We walk at least nine miles every day over cobblestones, up ancient, steep stairways made of sedimentary rock, around the edges of a gaggle of tourists and away from pesky hawkers pleading with us to part with our euros and buy brightly colored, selfie sticks, all the while sheltered from the warm, spring time sun by rows of suessical umbrella trees. Pink cherry tree blossoms are puffing about below our flat windows but surprisingly we see few daffodils or tulips, only an occassional forsythia with bright yellow buds lining a walkway. The sycamore trees leaning over into the Tiber River have not yet budded out. The terrain reminds me of the Texas Hill Country with the seven hills circling the heart of Rome topped by a rocky, arid soil supporting still to this day, the ancient ruins of the Forum, Colosseum and other Roman and Greek architectural antiquities. The sunshine is so bright and warm and it is only March. What must July be like in Rome? I forgot my sunglasses and instantly regret it.
Every where are shops offering pizza, pasta and gelato options but few other cuisines are found in Rome much to our surprise. The best pizza we found was in our neighborhood of Prati at a tiny little place called Pinsa ‘Mpo offering 21 different varieties including dairy free options which is challenge to find in the land of cheese. We found a local bistro that served superior pasta dishes as well as seafood options which helped to provide some variety to our diet. Shrimp stuffed squid and seafood salad were our favorites. One memorable cool day, we sipped mushroom soup under the awning of a cafe, curbside, watching a couple on a Vespa cruising nearby and families with babies bundled up against the brisk weather.
I tasted gelato — rosemary and honey, pistachio, and biscotti – all to rave reviews. What’s not to love about a cup of cream in the afternoon to soothe the aching muscles of a tourist calves? What’s not to love about inexpensive but good quality house wine and a nice meal to cap off the day? We did all that and more.

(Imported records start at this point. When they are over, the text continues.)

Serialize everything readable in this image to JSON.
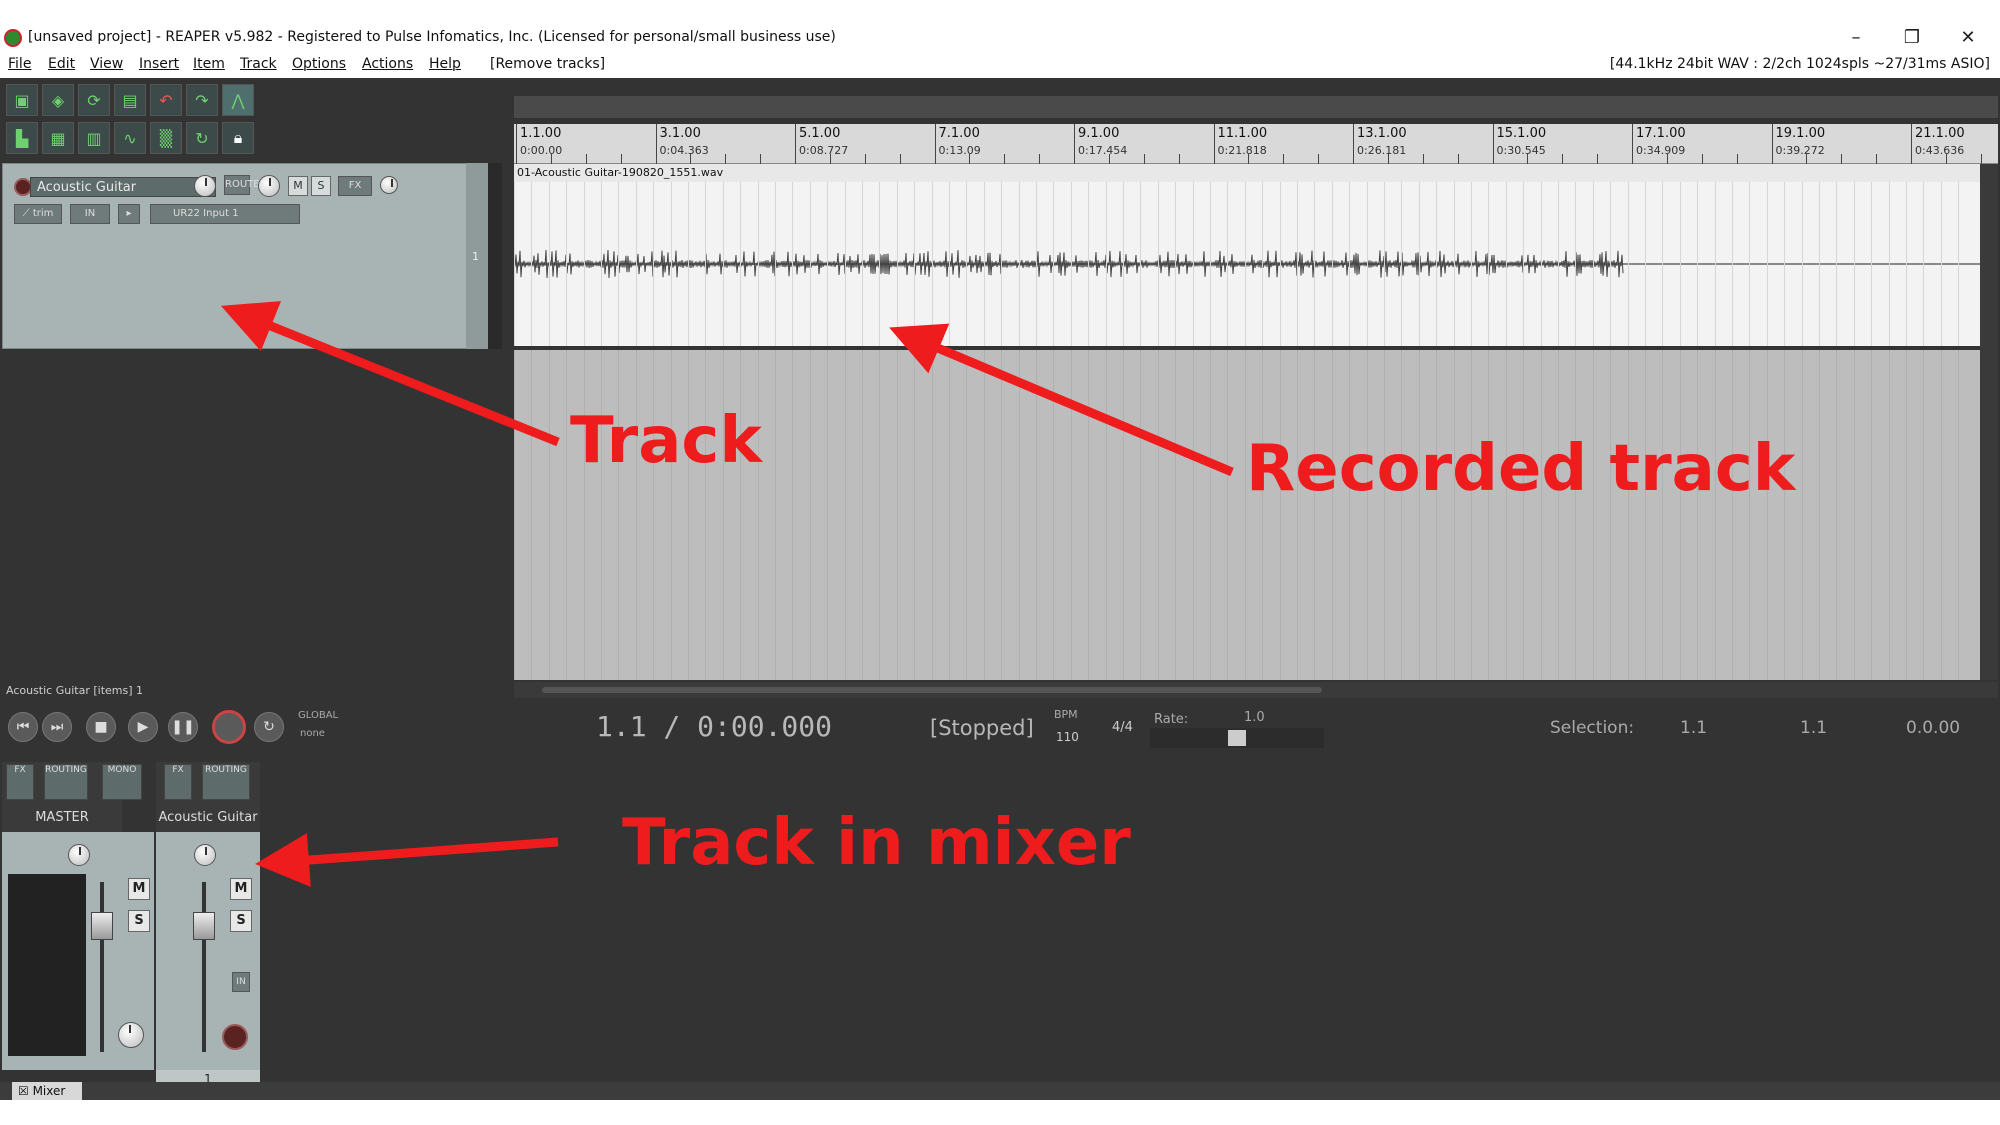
{
  "window": {
    "title": "[unsaved project] - REAPER v5.982 - Registered to Pulse Infomatics, Inc. (Licensed for personal/small business use)",
    "minimize": "–",
    "restore": "❐",
    "close": "✕"
  },
  "menu": {
    "items": [
      "File",
      "Edit",
      "View",
      "Insert",
      "Item",
      "Track",
      "Options",
      "Actions",
      "Help"
    ],
    "extra": "[Remove tracks]",
    "status": "[44.1kHz 24bit WAV : 2/2ch 1024spls ~27/31ms ASIO]"
  },
  "track": {
    "name": "Acoustic Guitar",
    "route_label": "ROUTE",
    "mute_label": "M",
    "solo_label": "S",
    "fx_label": "FX",
    "trim_label": "trim",
    "in_label": "IN",
    "input_label": "UR22 Input 1",
    "number": "1",
    "items_label": "Acoustic Guitar [items] 1"
  },
  "timeline": {
    "ticks": [
      {
        "bar": "1.1.00",
        "time": "0:00.00"
      },
      {
        "bar": "3.1.00",
        "time": "0:04.363"
      },
      {
        "bar": "5.1.00",
        "time": "0:08.727"
      },
      {
        "bar": "7.1.00",
        "time": "0:13.09"
      },
      {
        "bar": "9.1.00",
        "time": "0:17.454"
      },
      {
        "bar": "11.1.00",
        "time": "0:21.818"
      },
      {
        "bar": "13.1.00",
        "time": "0:26.181"
      },
      {
        "bar": "15.1.00",
        "time": "0:30.545"
      },
      {
        "bar": "17.1.00",
        "time": "0:34.909"
      },
      {
        "bar": "19.1.00",
        "time": "0:39.272"
      },
      {
        "bar": "21.1.00",
        "time": "0:43.636"
      }
    ],
    "item_name": "01-Acoustic Guitar-190820_1551.wav"
  },
  "transport": {
    "time": "1.1 / 0:00.000",
    "state": "[Stopped]",
    "global_label": "GLOBAL",
    "global_value": "none",
    "bpm_label": "BPM",
    "bpm": "110",
    "time_signature": "4/4",
    "rate_label": "Rate:",
    "rate": "1.0",
    "selection_label": "Selection:",
    "selection_start": "1.1",
    "selection_end": "1.1",
    "selection_length": "0.0.00"
  },
  "mixer": {
    "master": {
      "name": "MASTER",
      "fx": "FX",
      "routing": "ROUTING",
      "mono": "MONO",
      "mute": "M",
      "solo": "S"
    },
    "track": {
      "name": "Acoustic Guitar",
      "fx": "FX",
      "routing": "ROUTING",
      "mute": "M",
      "solo": "S",
      "in": "IN",
      "number": "1"
    },
    "tab_label": "Mixer"
  },
  "annotations": {
    "track": "Track",
    "recorded_track": "Recorded track",
    "track_in_mixer": "Track in mixer",
    "color": "#ee1c1c"
  }
}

We visited a farmer’s market showcasing local and fresh options called, Mercato dell’ Unità, housed in a neo-classical building about half-way along the stylish shopping street Via Cola di Rienzo, in the Prati district near our Air Bnb. It has everything to sell from fruits and veggies to meat, fish, cheese and household items. We shopped here for our dinner one night and prepared steamed artichokes (they are in season now) along with chicken and spicy, chicory salad prepared from the tiny cooktop in our eighth story rented flat. Oh, yes, we added a crispy, warm baguette with fresh butter as well to our menu which we called dessert.
We took a cooking class from a local chef one evening, then toured Pompeii and the Almalfi Coast during a fourteen hour day trip with a group of sixteen via Viator Tours. We scaled the stairs to the top of the Saint Peter’s Basilica to peer out across this great city. Early on the first morning of our trip, we toured the Vatican Museum and sneaked into the Sistine Chapel before the crowds to marvel at Michelangelo’s most famous work of art. The ceiling painting tells the story of the book of Genesis through his artwork showcasing his skills, capturing the human form, as well as his resilient painting on his back over nearly four years.
C2, our navigator through the narrow streets of Rome, as well as the key holder to the cyber locks to enter our flat, successfully navigated us to various neighborhoods, city centers and meetups on time and without delay. We even made our way through Dublin airport on St. Patrick’s Day!